I have received many emails and calls on hydrangeas with leaf spots. This leaf spot is called Cercospora, a fungus. It does affect all of the hydrangea species we grow here including smooth, panicle, oakleaf and bigleaf types. I see it more commonly on smooth and bigleaf types of hydrangeas.
The disease usually starts in July and lasts until October. But the good news is the disease is considered an aesthetic problem only. We do not recommend any fungicides to be sprayed. The best way to reduce the occurrence of this leaf spot is to plant hydrangeas in the correct location, which is shade or at least afternoon shade.
Reduce overhead watering, so if you water your hydrangeas try to limit the water to the base of the plant by using soaker or drip hoses. If you have overhead irrigation, try to water early in the morning so the foliage will dry quickly. Splashing water can also spread the disease. Humidity can also play a role in keeping leaves wet. Don’t we wish we had a cure for that!
This leaf spot disease tends to start on older foliage first and then spread up the plant. Removal of the older leaves can also help reduce the spread. Initial spots are purplish in color, and as the circular spots enlarge they can turn tan or gray in the center.
If you are in the market for a new hydrangea, select a cultivar that is less susceptible to this disease. A few of these include “Blue Bird” and “Forever Pink.”
This fall it is very important to rake up and remove all fallen leaves since the fungus can overwinter in our climate.

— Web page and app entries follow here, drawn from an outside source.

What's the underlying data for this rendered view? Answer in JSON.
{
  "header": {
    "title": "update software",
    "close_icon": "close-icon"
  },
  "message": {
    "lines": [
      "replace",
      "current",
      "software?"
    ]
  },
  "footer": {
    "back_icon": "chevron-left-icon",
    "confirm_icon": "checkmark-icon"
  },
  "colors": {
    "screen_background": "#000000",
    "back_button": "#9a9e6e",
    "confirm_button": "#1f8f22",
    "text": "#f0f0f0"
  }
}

For more information on gardening contact the Wilson Extension master gardener volunteers on Wednesdays, 1-3 p.m., at 252-237-0113 or email them anytime at email@example.com.